A brief descent in an elevator brings the Simpsons straight to the doorstep of Moe’s Tavern. Here, the first mid-level boss appears – a pair of mobsters dressed in ill-fitting suits. These two are seen casually strolling by in the levels prior. They aren’t too tough to defeat, and nor is the boss found at the end of Moe’s bar – an intoxicated skinhead. As well as Barney and Bleeding Gums Murphy, this level features another cameo – Princess Kashmir, the erotic dancer that Bart catches Homer with via spy camera. If Homer stands next to the dancer he’ll perform his ‘victory dance’ – yet another nice touch.
The next stage is Springfield Butte, featuring the Bigfoot monster that Homer was once mistaken for. This level is the first where jumping is essential to progress. I know this because the cabinet I used to play on as a child had a broken 2P jump button, making this the end of the line for whoever I had dragged into the arcade. This reasonably short level features a boss battle with the colossal bear freed during a ruckus in the Krustyland stage. Once beaten it’s revealed that it was in fact a man dressed in a bear costume all along. Presumably, Konami felt it unsavoury to depict harm to animals.
Plummeting from the end of a cliff – Springfield gorge, quite possibly – sends the Simpsons into a daze, prompting an unexpected ‘Dream World’ stage. The difficulty level ramps up slightly here due to the inclusion of some pesky flying enemies. The boss too can be taxing – a monster bowling ball that stomps the ground and thrashes his arms around.
The next stage is also a little unexpected – the Channel 6 Studio. You certainly can’t knock this level for variety though. As our heroes make their way across different sets they get to battle space aliens, robots, and ninjas before taking on a kabuki warrior. With Mr. Burns the only evil doer in the show at the time, Konami really did have to use their imagination when it came to boss battles.

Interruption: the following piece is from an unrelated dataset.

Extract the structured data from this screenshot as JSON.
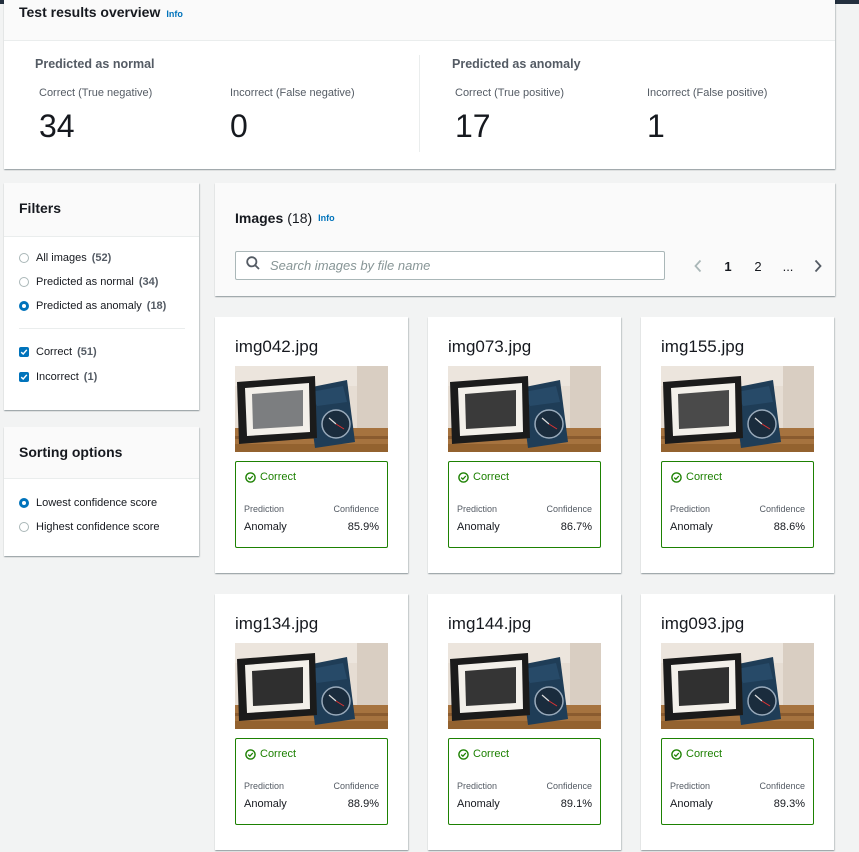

Springfield Power Plant is the setting for the final stage. Although the developers could have potentially had the Simpsons brawling in the power plant’s corridors, we instead have two boss battles back-to-back.

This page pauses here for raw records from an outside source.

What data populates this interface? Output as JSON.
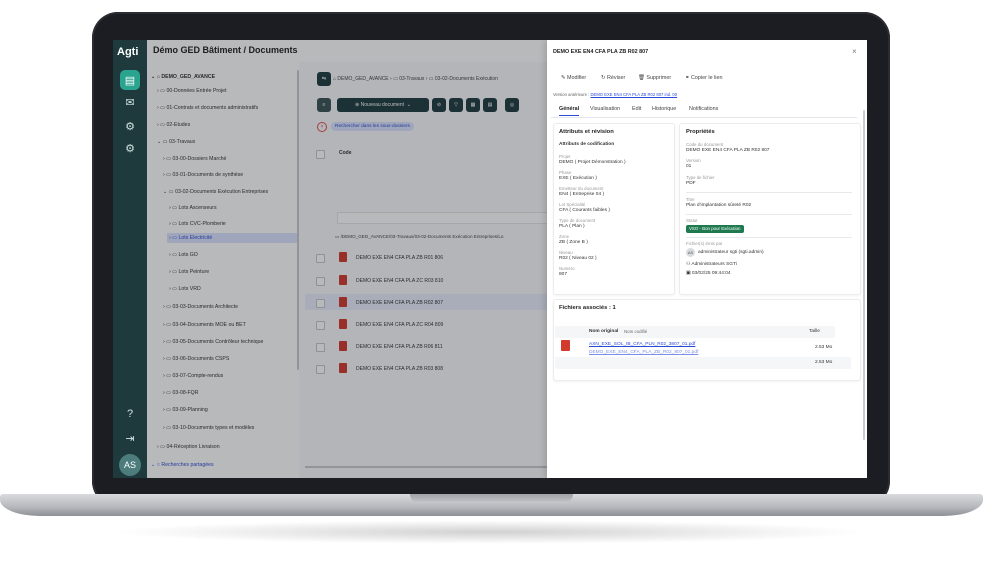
{
  "app": {
    "logo": "Agti",
    "title": "Démo GED Bâtiment / Documents",
    "user_initials": "AS"
  },
  "colors": {
    "rail": "#1e3a3d",
    "accent": "#2aa38f",
    "link": "#2b4bd6",
    "status_green": "#1f7a4f"
  },
  "tree": {
    "root": "DEMO_GED_AVANCE",
    "items": [
      "00-Données Entrée Projet",
      "01-Contrats et documents administratifs",
      "02-Etudes",
      "03-Travaux",
      "03-00-Dossiers Marché",
      "03-01-Documents de synthèse",
      "03-02-Documents Exécution Entreprises",
      "Lots Ascenseurs",
      "Lots CVC-Plomberie",
      "Lots Electricité",
      "Lots GO",
      "Lots Peinture",
      "Lots VRD",
      "03-03-Documents Architecte",
      "03-04-Documents MOE ou BET",
      "03-05-Documents Contrôleur technique",
      "03-06-Documents CSPS",
      "03-07-Compte-rendus",
      "03-08-FQR",
      "03-09-Planning",
      "03-10-Documents types et modèles",
      "04-Réception Livraison"
    ],
    "shared_searches": "Recherches partagées"
  },
  "content": {
    "breadcrumb": [
      "DEMO_GED_AVANCE",
      "03-Travaux",
      "03-02-Documents Exécution"
    ],
    "new_doc_label": "Nouveau document",
    "search_chip": "Rechercher dans les sous-dossiers",
    "code_header": "Code",
    "path_row": "/DEMO_GED_AVANCE/03-Travaux/03-02-Documents Exécution Entreprises/Lo",
    "rows": [
      "DEMO EXE EN4 CFA PLA ZB R01 806",
      "DEMO EXE EN4 CFA PLA ZC R03 810",
      "DEMO EXE EN4 CFA PLA ZB R02 807",
      "DEMO EXE EN4 CFA PLA ZC R04 809",
      "DEMO EXE EN4 CFA PLA ZB R06 811",
      "DEMO EXE EN4 CFA PLA ZB R03 808"
    ]
  },
  "panel": {
    "title": "DEMO EXE EN4 CFA PLA ZB R02 807",
    "close": "×",
    "actions": [
      "Modifier",
      "Réviser",
      "Supprimer",
      "Copier le lien"
    ],
    "previous_label": "Version antérieure :",
    "previous_link": "DEMO EXE EN4 CFA PLA ZB R02 807 ind. 00",
    "tabs": [
      "Général",
      "Visualisation",
      "Edit",
      "Historique",
      "Notifications"
    ],
    "attributes": {
      "title": "Attributs et révision",
      "subtitle": "Attributs de codification",
      "fields": [
        {
          "label": "Projet",
          "value": "DEMO ( Projet Démonstration )"
        },
        {
          "label": "Phase",
          "value": "EXE ( Exécution )"
        },
        {
          "label": "Emetteur du document",
          "value": "EN4 ( Entreprise 04 )"
        },
        {
          "label": "Lot Spécialité",
          "value": "CFA ( Courants faibles )"
        },
        {
          "label": "Type de document",
          "value": "PLA ( Plan )"
        },
        {
          "label": "Zone",
          "value": "ZB ( Zone B )"
        },
        {
          "label": "Niveau",
          "value": "R02 ( Niveau 02 )"
        },
        {
          "label": "Numéro",
          "value": "807"
        }
      ]
    },
    "properties": {
      "title": "Propriétés",
      "code_label": "Code du document",
      "code_value": "DEMO EXE EN4 CFA PLA ZB R02 807",
      "version_label": "Version",
      "version_value": "01",
      "type_label": "Type de fichier",
      "type_value": "PDF",
      "titre_label": "Titre",
      "titre_value": "Plan d'implantation sûreté R02",
      "statut_label": "Statut",
      "statut_value": "VSO - Bon pour Exécution",
      "sender_label": "Fichier(s) émis par",
      "sender_initials": "AS",
      "sender_value": "administrateur sgti (sgti.admin)",
      "group_value": "Administrateurs SGTi",
      "date_value": "03/02/25 09:44:04"
    },
    "files": {
      "title": "Fichiers associés : 1",
      "col_name": "Nom original",
      "col_coded": "Nom codifié",
      "col_size": "Taille",
      "original_name": "AXN_EXE_SOL_IB_CFA_PLN_R02_3807_01.pdf",
      "coded_name": "DEMO_EXE_EN4_CFA_PLA_ZB_R02_807_01.pdf",
      "size": "2.53 Mo",
      "total": "2.53 Mo"
    }
  }
}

Smithers is up first, and after nonsensically yelling “Welcome to my world!” he begins to throw bombs. Some of these can be picked up and thrown back; the means of defeating him quickly. Mr Burns then appears in a nuclear-powered suit. This battle has been clearly designed to get gamers emptying their pockets – Burns has a couple of cheap attacks, and just when you think the suit has been destroyed it transforms into something else, at one stage resembling a hovercraft.
Just before the end credits roll and the yellow fellows walk off into the sunset with Maggie, a short cut-scene occurs – Homer takes the diamond out of Maggie’s mouth and tosses it to one side. In the words of McBane: “That’s the joke.”
It’s often believed that The Simpsons Arcade never received a home release, but that’s not quite the case. Due to Acclaim holding the rights for Simpsons console games, Konami could only release their arcade hit on computers, resulting in versions for both PC and Commodore 64.
Although two-player only, the PC version is reasonably faithful. That’s more than what can be said for the C64 iteration, which suffers from stiff controls and a far slower pace. It does at least feature some neatly drawn static cut-scenes.
Konami also re-released the game on XBLA and PSN briefly back in 2012, adding online play, a survival mode, and the chance to play the Japanese version. After twenty long years, fans could finally play the first, and arguably best, Simpsons game from the comfort of their very own couch.